Prices of food, rent, gasoline and other items have been leaping at a pace unseen in four decades. To fight that, the Fed has been raising its benchmark interest rate, which translates to higher costs for borrowing as rates rise on credit cards, auto loans, bank lending and mortgages.

Wells Fargo economists recently wrote in a newsletter that “storm clouds are gathering around the broader U.S. economy,” predicting recession in the next 18 months.

“The ongoing carnage in the capital markets has real world implications for Peachtree Street, as it is now more costly and difficult for firms to raise capital,” Wells Fargo wrote. “We expect hiring to slow over the next few months.”

But companies that already have capital — and customer demand — are still expanding.

Okabashi Brands announced plans Thursday to invest $20 million in a renovation of its Buford factory, aiming to double shoe-making capacity. The company, a third-generation, family-owned company, will add 340 jobs during the next five years, officials said.

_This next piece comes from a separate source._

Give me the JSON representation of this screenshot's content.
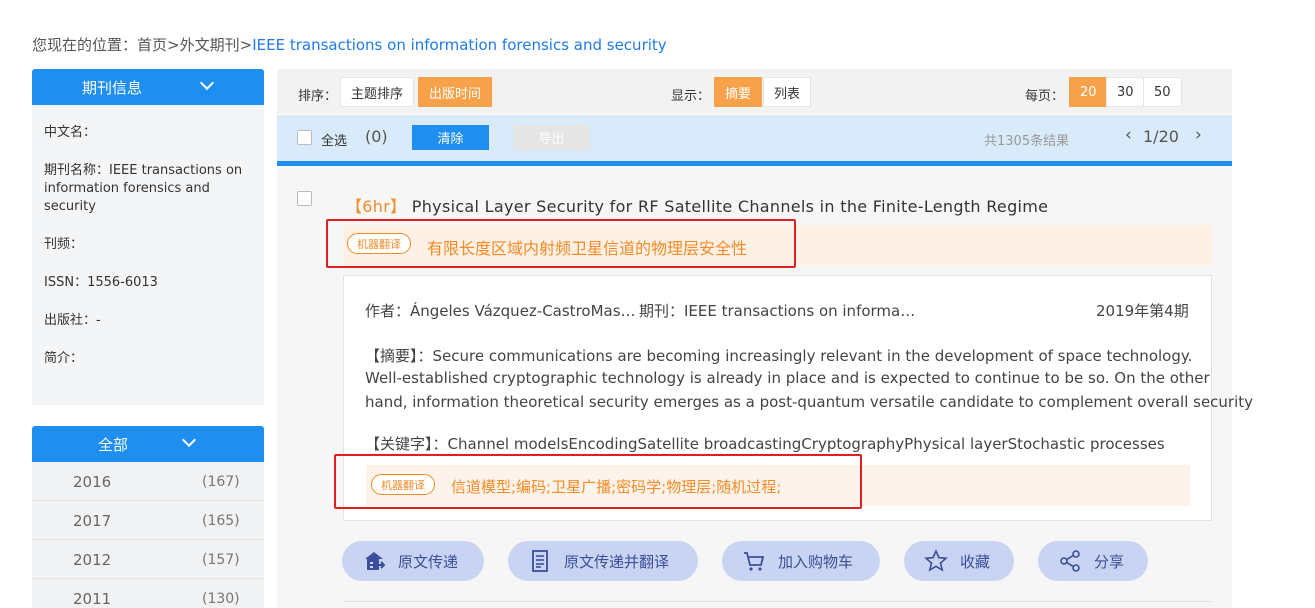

And even if there is a diminished need for workers in the short-term, it doesn’t have to mean significant job cuts in metro Atlanta, said Kurt Rankin, senior economist with PNC Financial Services.

While the Fed is doing what it always does to fight inflation, there is little precedent for the current moment, he said. “There is not a template. The Fed has never raised rates with the unemployment rate this low.”

Because there are so many job openings, companies can retreat from hiring plans without cutting staff, he said.

“We have a lot of cushion,” Rankin said. “We might see business pull forward the job losses (from the future) but not have real losses right now.”

Moreover, metro Atlanta is better positioned than most places to ride out the rate hikes, partly because it draws young people from around the country, said Jane Oates, president, Working Nation, a non-profit organization that studies the labor market.

More importantly, having a range of businesses, a wealth of research institutions and an array of demographics provides stability, she said.

“Atlanta is not a city that is tied to one thing,” Oates said. “And with people, it’s not just ethnic and racial diversity, there are well-educated, well-trained workers among each ethnic and racial group. If you are looking at diversity, you’ve got to look at Atlanta.”

More than 80% of small businesses are expecting a recession, according to a survey by Kabbage, which offers companies funding. More than 80% were also confident about surviving a downturn, Kabbage said.

Metro Atlanta job growth

May 2022: 8,800

Average May, pre-pandemic: 11,200

January to May, 2022: 42,100

Average January to May, pre-pandemic: -1,900

Metro Atlanta unemployment

Lowest, pre-pandemic: 2.6% (Dec. 2000)

Lowest, since pandemic: 2.4% (April 2022)

Recent: 2.6% (May 2022)

Job postings compared to pre-pandemic

Metro Atlanta: up 70.8%

Georgia: 66.9%

United States: 55.1%

Sources: Georgia Department of Labor, Bureau of Labor Statistics, Indeed